DS is 10 months old. He has not had any gluten products (we have a lot of celiacs in family), no dairy, no meat (I'm vegetarian), no nuts, no oranges or tomatoes. He just recently started eating berries, he eats lentils and loves them. We give him quinoa, spelt and kamut pasta and flakes.
What foods are you withholding from your LO- why and how long? - Page 3
The AAP's flip-flop on timing of introduction of solids in order to reduce allergies has me all confuzzled. My gut instinct says the current version (delaying introduction contributing to allergies) is closer to correct... but it was easier just to avoid potential allergens!
DD (5 mo) has a sensitive belly, and has shown some sort of reaction (crying fits, hives, gas, mucousy and/or green poop) to several of the Top 8 allergens (and a few other things) through breastmilk. So it seems sensible to hold off on those for a while.
Where I get mixed up is whether I should be introducing foods our family doesn't eat regularly. Peanuts and wheat, for example. She's sensitive to them now, and our family doesn't eat them as a rule. But they're ubiquitous in the standard American diet, to the extent that many people can't conceive of how they'll feed their kids if they can't make a peanut butter sandwich. It's fairly safe to assume she'll eat them at some point, so I'd prefer her be able to handle them without serious problems.
I realize I'm probably overthinking this, as most people don't go on to develop life-threatening allergies to things they aren't introduced to as babies regardless. If she was a less sensitive baby, I probably wouldn't give it a second thought and just introduce her to what our family eats.
I know how you feel. My gut says delayed is better, but that is just my gut. We started around 7 months, but my girl is so not a solids kid. She is about a year old and eats very, very little.
As for the foods that you don't eat regularly, I wouldn't stress them, personally. A peanut butter sandwich won't be a go-to in your household, so why worry? There are plenty of foods I never had growing up because either my family didn't eat them (like pork), or because I was picky picky picky (like a TON of other foods). I don't have any allergy problems with them now, so I don't think that you're going to automatically run into issues with peanuts or wheat with your boy just because you don't give them to him now.
I can't remember when they are allowed honey -- make 2 years old?

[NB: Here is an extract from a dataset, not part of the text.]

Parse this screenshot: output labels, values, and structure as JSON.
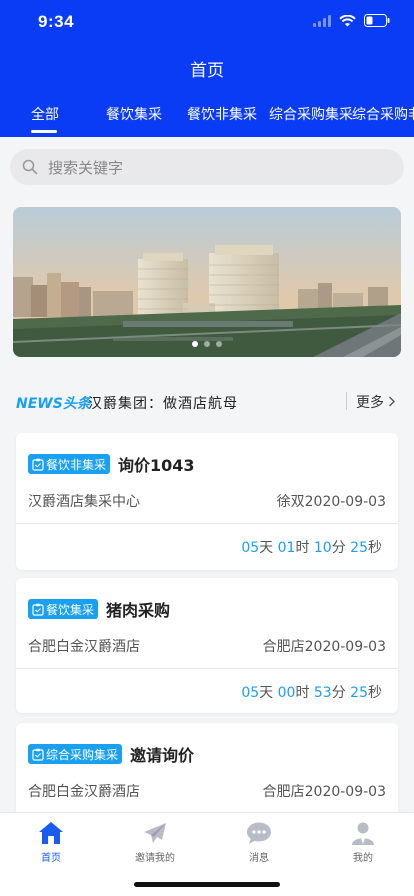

I gave DD anything and everything we were eating to try, once I wanted her to start eating food. She had tastes of fruits I was eating from 5-6 months and then at 7 months I started giving her more. I'm vegetarian, so she is too :) But the only thing I held off on before 1 year was peanut butter and honey. Peanut butter I waited on because I was scared to give it before age 1, but we did end up letting her try some a few days before her bday. Honey because of the botulism risk (?? maybe it's some other illness, either way).
It's just a different school of thought. Many believe that a) white rice cereal is nutritionally useless and isn't an ideal early food at all and b) delaying grains is better for underdeveloped digestive systems. There is some research that people talk about that states that the enzymes required to properly digest grains don't develop until after one.
The book, Nourishing Traditions talks a little bit about this and I think it is due to the fact that we as a species started out as a hunter gatherer species and not as an agricultural species. Therefore, our bodies have not really evolved to concern certain things at young ages and babies especially do not have the enzymes to digest grains (and this day and age, grains are not prepared in a way that makes it easier for adults even to digest them, most are soaked/fermented before being made). This article goes a little into it http://www.thehealthyhomeeconomist.com/2010/05/right-way-to-feed-babies/ I think her language gets a bit blunt but she makes some interesting points. This article goes more into first foods for babies: http://westonaprice.org/childrens-health/317-nourishing-a-growing-baby Reading that has me thinking that maybe I should look into introducing a bit of meat the baby. My older daughter does not eat meat much at all and I don't want this baby to get the same idea especially with her weight being where it's at.
It's hard to know exactly what to do when it comes to feeding our little ones, that's for sure!